One of the undoubted leaders in wearable technology is Apple. And the Apple Watch Series 6 continues that tradition. The latest version of Apple’s line of smartwatches has features you’d expect. Such as a sharp always-on retina display, GPS to track your runs, and a swim-proof design that allows you to log your laps. However, it’s the newer features that have made those pedometer days seem light-years away. You can now check your heart rhythm and measure your blood oxygen levels. The latter has come in handy during the pandemic—a perfect wearable for remote care or just personal use. The Apple Watch Series 6 has a five-star Amazon review with over 32,000 ratings.
Fitbit Charge 4
The Fitbit Charge 4 is a good choice for those looking for tracking on a budget. For approximately $100, the newest Fitbit Charge has a built-in GPS, oxygen saturation monitoring, and even a skin temperature sensor. One of the additional benefits of the Fitbit Charge 4 is a menstrual health tracking option. That along with the Fitbit app can record symptoms and the timing of your cycle.
Garmin Vivoactive 4
Garmin has a more fitness-focused product, but that doesn’t mean it’s not packed with features. Like the previously mentioned Apple Watch Series 6 and Fitbit Charge 4, the Vivocactive 4 has a Pulse Ox sensor and heart rate monitor. However, this rugged watch is designed with the outdoor athlete in mind and is an excellent choice for those who hit the trail to improve their health rather than taking a heart rhythm reading.
AliveCor’s KardiaMobile device isn’t a nifty watch that lets you know how much further you need to run to reach this week’s goal. It has one purpose, to take an instant EKG. Touted as the “world’s most clinically validated EKG,” KardiaMobile is an easy-to-use option when you need to assess your heart’s health.
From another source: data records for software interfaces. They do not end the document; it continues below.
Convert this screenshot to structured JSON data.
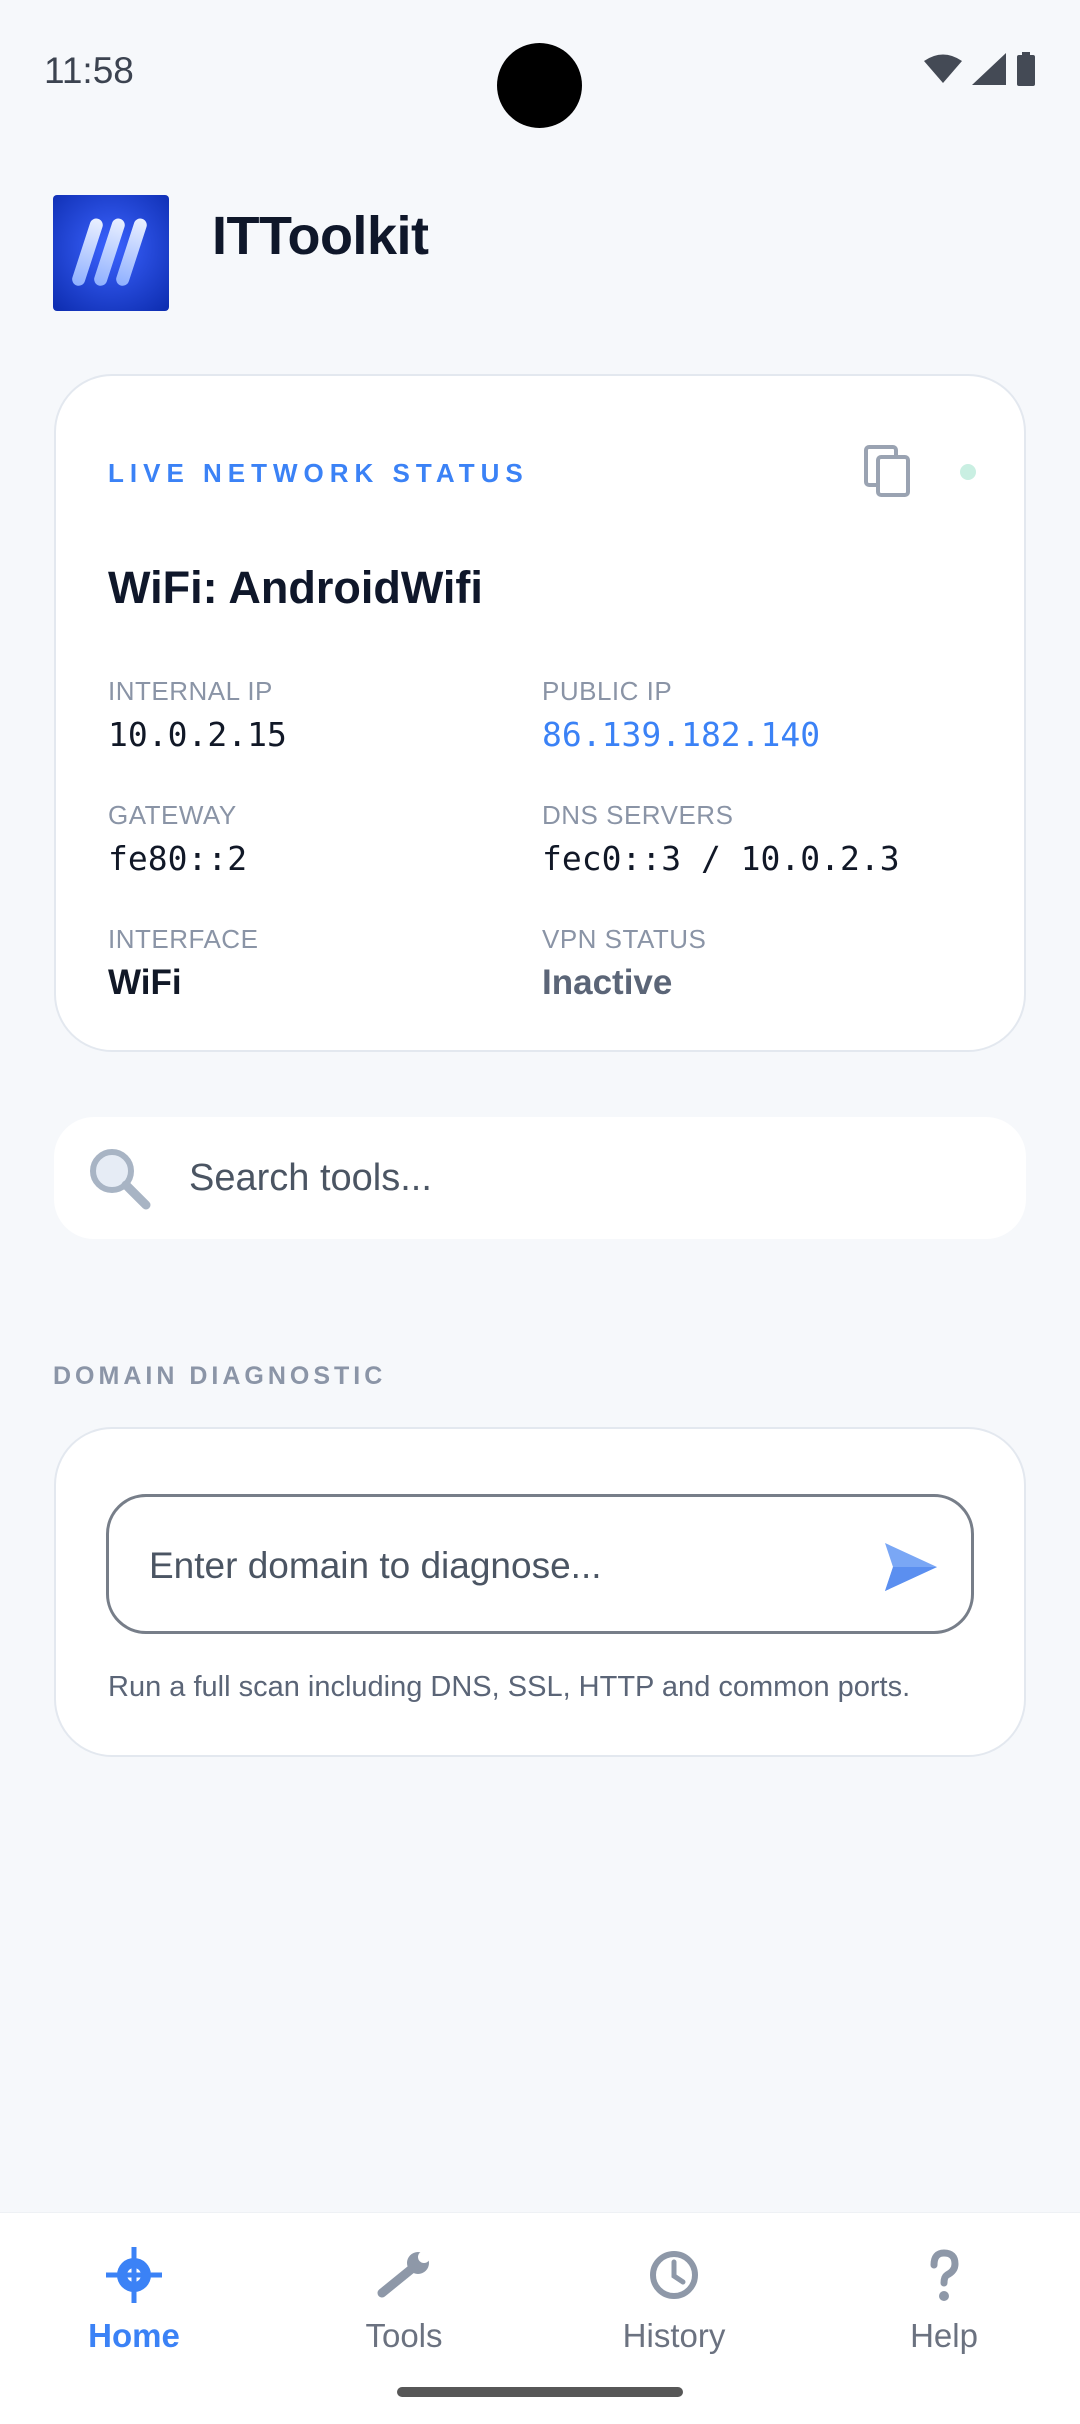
{
  "status_bar": {
    "time": "11:58"
  },
  "app": {
    "title": "ITToolkit"
  },
  "network_card": {
    "label": "LIVE NETWORK STATUS",
    "connection": "WiFi: AndroidWifi",
    "fields": {
      "internal_ip": {
        "label": "INTERNAL IP",
        "value": "10.0.2.15"
      },
      "public_ip": {
        "label": "PUBLIC IP",
        "value": "86.139.182.140"
      },
      "gateway": {
        "label": "GATEWAY",
        "value": "fe80::2"
      },
      "dns": {
        "label": "DNS SERVERS",
        "value": "fec0::3 / 10.0.2.3"
      },
      "interface": {
        "label": "INTERFACE",
        "value": "WiFi"
      },
      "vpn": {
        "label": "VPN STATUS",
        "value": "Inactive"
      }
    }
  },
  "search": {
    "placeholder": "Search tools..."
  },
  "domain_diagnostic": {
    "section_label": "DOMAIN DIAGNOSTIC",
    "input_placeholder": "Enter domain to diagnose...",
    "hint": "Run a full scan including DNS, SSL, HTTP and common ports."
  },
  "bottom_nav": {
    "items": [
      {
        "label": "Home",
        "icon": "crosshair-icon",
        "active": true
      },
      {
        "label": "Tools",
        "icon": "wrench-icon",
        "active": false
      },
      {
        "label": "History",
        "icon": "clock-icon",
        "active": false
      },
      {
        "label": "Help",
        "icon": "question-icon",
        "active": false
      }
    ]
  },
  "colors": {
    "accent": "#3b82f6",
    "background": "#f6f8fb",
    "card": "#ffffff",
    "live_dot": "#c9efe2"
  }
}
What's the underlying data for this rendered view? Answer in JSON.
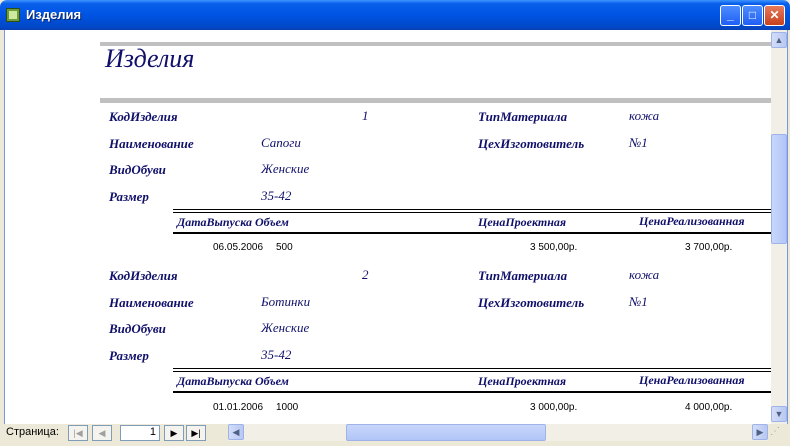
{
  "window": {
    "title": "Изделия"
  },
  "report": {
    "title": "Изделия",
    "labels": {
      "code": "КодИзделия",
      "name": "Наименование",
      "type": "ВидОбуви",
      "size": "Размер",
      "material": "ТипМатериала",
      "workshop": "ЦехИзготовитель"
    },
    "detail_headers": {
      "date_volume": "ДатаВыпуска Объем",
      "price_plan": "ЦенаПроектная",
      "price_real": "ЦенаРеализованная"
    },
    "records": [
      {
        "code": "1",
        "name": "Сапоги",
        "type": "Женские",
        "size": "35-42",
        "material": "кожа",
        "workshop": "№1",
        "date": "06.05.2006",
        "volume": "500",
        "price_plan": "3 500,00р.",
        "price_real": "3 700,00р."
      },
      {
        "code": "2",
        "name": "Ботинки",
        "type": "Женские",
        "size": "35-42",
        "material": "кожа",
        "workshop": "№1",
        "date": "01.01.2006",
        "volume": "1000",
        "price_plan": "3 000,00р.",
        "price_real": "4 000,00р."
      }
    ]
  },
  "navigation": {
    "page_label": "Страница:",
    "page_number": "1"
  },
  "icons": {
    "first": "first-page-icon",
    "prev": "prev-page-icon",
    "next": "next-page-icon",
    "last": "last-page-icon"
  },
  "colors": {
    "title_bar": "#0054e3",
    "report_text": "#10106a",
    "bar": "#c0c0c0"
  }
}
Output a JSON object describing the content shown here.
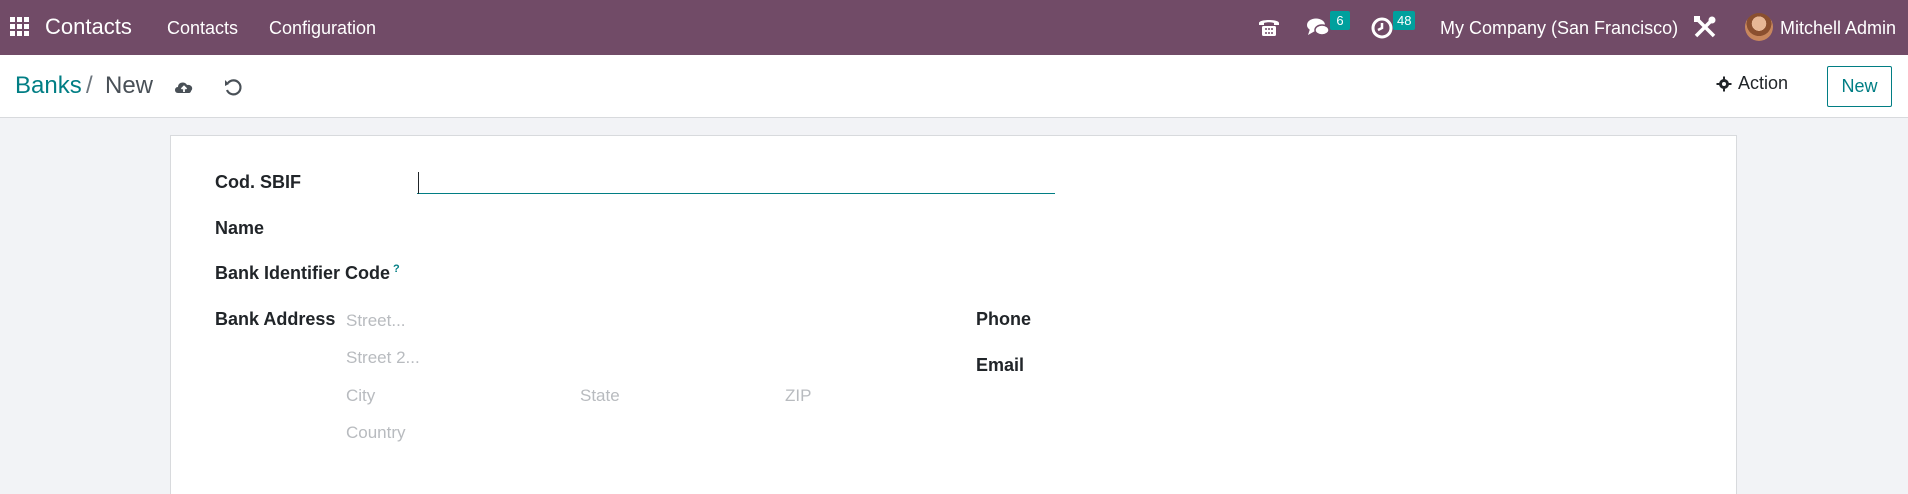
{
  "navbar": {
    "app_name": "Contacts",
    "menu": [
      "Contacts",
      "Configuration"
    ],
    "messages_count": "6",
    "activities_count": "48",
    "company": "My Company (San Francisco)",
    "user": "Mitchell Admin",
    "accent_color": "#714b67",
    "badge_color": "#00a09d"
  },
  "control_panel": {
    "breadcrumb_root": "Banks",
    "breadcrumb_separator": "/",
    "breadcrumb_current": "New",
    "action_label": "Action",
    "new_label": "New"
  },
  "form": {
    "cod_sbif_label": "Cod. SBIF",
    "cod_sbif_value": "",
    "name_label": "Name",
    "bic_label": "Bank Identifier Code",
    "bic_help": "?",
    "address_label": "Bank Address",
    "street_placeholder": "Street...",
    "street2_placeholder": "Street 2...",
    "city_placeholder": "City",
    "state_placeholder": "State",
    "zip_placeholder": "ZIP",
    "country_placeholder": "Country",
    "phone_label": "Phone",
    "email_label": "Email"
  },
  "icons": {
    "apps": "apps-grid-icon",
    "phone": "phone-icon",
    "chat": "chat-icon",
    "activity": "clock-icon",
    "debug": "tools-icon",
    "save": "cloud-upload-icon",
    "discard": "undo-icon",
    "action": "gear-icon"
  }
}
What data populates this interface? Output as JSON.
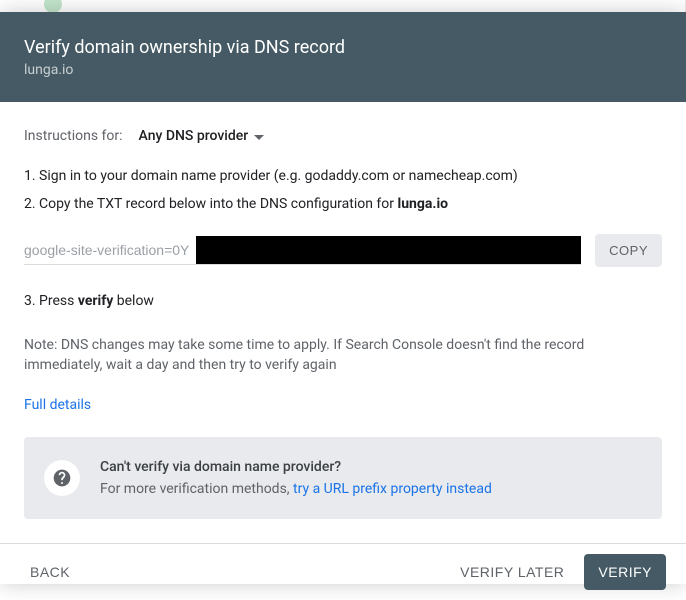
{
  "header": {
    "title": "Verify domain ownership via DNS record",
    "domain": "lunga.io"
  },
  "instructions": {
    "label": "Instructions for:",
    "provider": "Any DNS provider"
  },
  "steps": {
    "s1": "1. Sign in to your domain name provider (e.g. godaddy.com or namecheap.com)",
    "s2_prefix": "2. Copy the TXT record below into the DNS configuration for ",
    "s2_domain": "lunga.io",
    "s3_prefix": "3. Press ",
    "s3_bold": "verify",
    "s3_suffix": " below"
  },
  "txt_record": {
    "value": "google-site-verification=0Y",
    "copy_label": "COPY"
  },
  "note": "Note: DNS changes may take some time to apply. If Search Console doesn't find the record immediately, wait a day and then try to verify again",
  "full_details": "Full details",
  "hint": {
    "question": "Can't verify via domain name provider?",
    "sub_prefix": "For more verification methods, ",
    "link": "try a URL prefix property instead"
  },
  "footer": {
    "back": "BACK",
    "later": "VERIFY LATER",
    "verify": "VERIFY"
  }
}
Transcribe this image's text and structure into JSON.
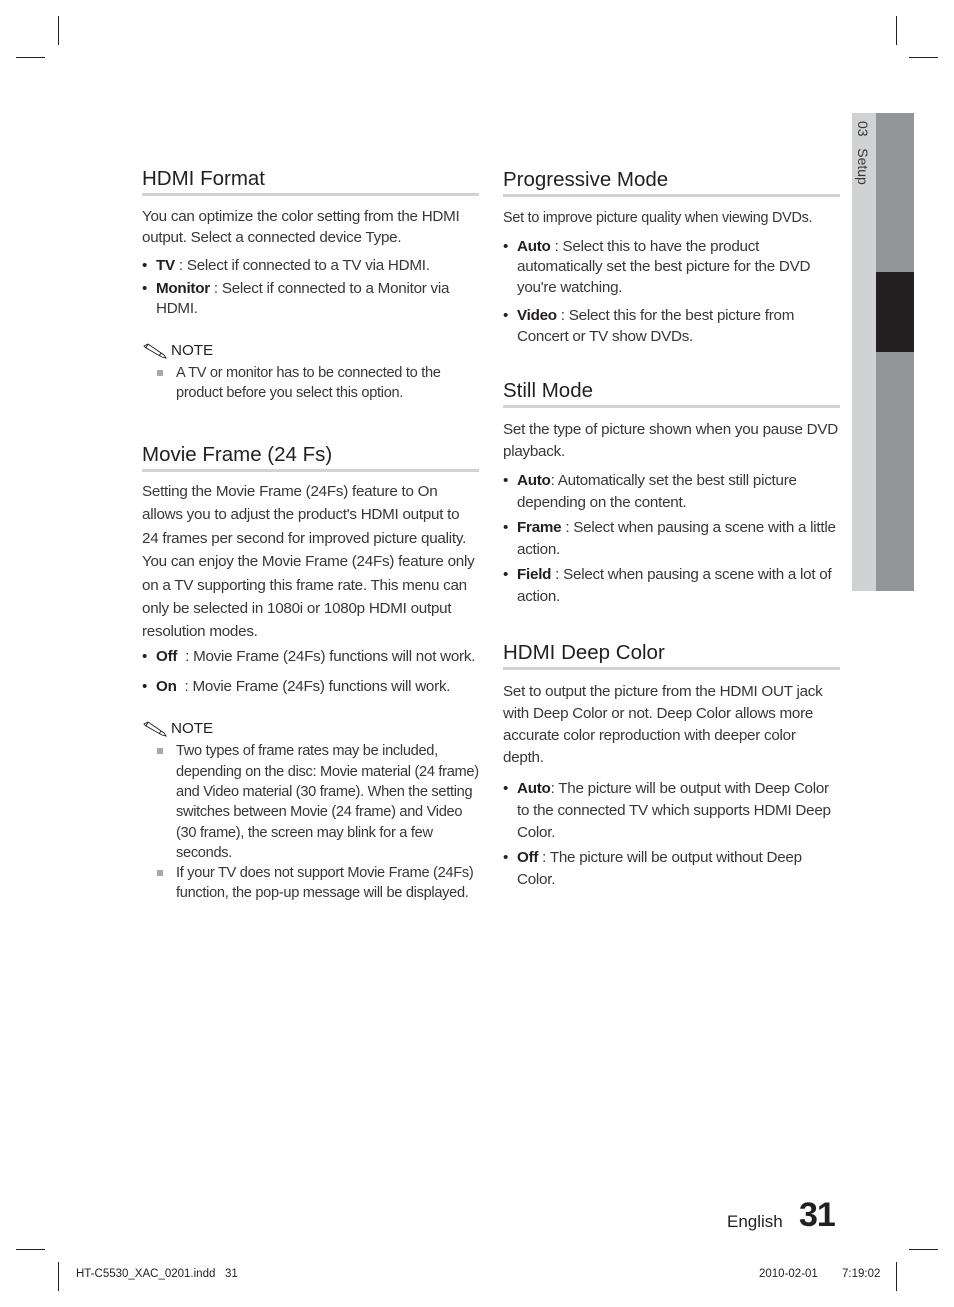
{
  "side_tab": {
    "chapter": "03",
    "label": "Setup"
  },
  "left": {
    "hdmi_format": {
      "title": "HDMI Format",
      "intro": "You can optimize the color setting from the HDMI output. Select a connected device Type.",
      "items": [
        {
          "term": "TV",
          "text": " : Select if connected to a TV via HDMI."
        },
        {
          "term": "Monitor",
          "text": " : Select if connected to a Monitor via HDMI."
        }
      ],
      "note_label": "NOTE",
      "notes": [
        "A TV or monitor has to be connected to the product before you select this option."
      ]
    },
    "movie_frame": {
      "title": "Movie Frame (24 Fs)",
      "intro": "Setting the Movie Frame (24Fs) feature to On allows you to adjust the product's HDMI output to 24 frames per second for improved picture quality. You can enjoy the Movie Frame (24Fs) feature only on a TV supporting this frame rate. This menu can only be selected in 1080i or 1080p HDMI output resolution modes.",
      "items": [
        {
          "term": "Off",
          "text": "  : Movie Frame (24Fs) functions will not work."
        },
        {
          "term": "On",
          "text": "  : Movie Frame (24Fs) functions will work."
        }
      ],
      "note_label": "NOTE",
      "notes": [
        "Two types of frame rates may be included, depending on the disc: Movie material (24 frame) and Video material (30 frame). When the setting switches between Movie (24 frame) and Video (30 frame), the screen may blink for a few seconds.",
        "If your TV does not support Movie Frame (24Fs) function, the pop-up message will be displayed."
      ]
    }
  },
  "right": {
    "progressive_mode": {
      "title": "Progressive Mode",
      "intro": "Set to improve picture quality when viewing DVDs.",
      "items": [
        {
          "term": "Auto",
          "text": " : Select this to have the product automatically set the best picture for the DVD you're watching."
        },
        {
          "term": "Video",
          "text": " : Select this for the best picture from Concert or TV show DVDs."
        }
      ]
    },
    "still_mode": {
      "title": "Still Mode",
      "intro": "Set the type of picture shown when you pause DVD playback.",
      "items": [
        {
          "term": "Auto",
          "text": ": Automatically set the best still picture depending on the content."
        },
        {
          "term": "Frame",
          "text": " : Select when pausing a scene with a little action."
        },
        {
          "term": "Field",
          "text": " : Select when pausing a scene with a lot of action."
        }
      ]
    },
    "hdmi_deep_color": {
      "title": "HDMI Deep Color",
      "intro": "Set to output the picture from the HDMI OUT jack with Deep Color or not. Deep Color allows more accurate color reproduction with deeper color depth.",
      "items": [
        {
          "term": "Auto",
          "text": ": The picture will be output with Deep Color to the connected TV which supports HDMI Deep Color."
        },
        {
          "term": "Off",
          "text": " : The picture will be output without Deep Color."
        }
      ]
    }
  },
  "footer": {
    "language": "English",
    "page_number": "31",
    "slug_file": "HT-C5530_XAC_0201.indd   31",
    "slug_date": "2010-02-01",
    "slug_time": "7:19:02"
  },
  "colors": {
    "text": "#231f20",
    "rule": "#d1d2d4",
    "tab_mid": "#939598",
    "tab_active": "#231f20"
  }
}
Within 30 seconds, an EKG reading can be taken and sent to a physician– from anywhere in the world.
In 2018 alone, nearly 500,000 people lost their lives in the United States due to high blood pressure (CDC). Preventing these deaths is the inspiration behind the Omron HeartGuide. So, you probably guessed it, the HeartGuide’s claim to wearable fame is its ability to measure blood pressure accurately. Although, unlike the KardiaMobile, the HeartGuide does a bit more than provide you with a medical benefit. This handy watch can also track your fitness and monitor your sleep.
Owlet Smart Sock (3rd Generation)
The Owlet Smart Sock isn’t a monitor targeted to athletes, the heart-health conscious, or those who want a better night of sleep before work. It’s all about your baby. Taking baby monitoring to a new level, the Smack Sock tracks your baby’s oxygen levels, heart rate, and sleep trends. The Smart Sock features a 16-hour battery life and fits babies up to 18-months old.
Wearable technology won’t be completely replacing in-person doctor visits for certain issues anytime soon. But these handy devices give a solid snapshot of the wearer’s health and can ultimately save lives. Oh, and most of them still track your steps.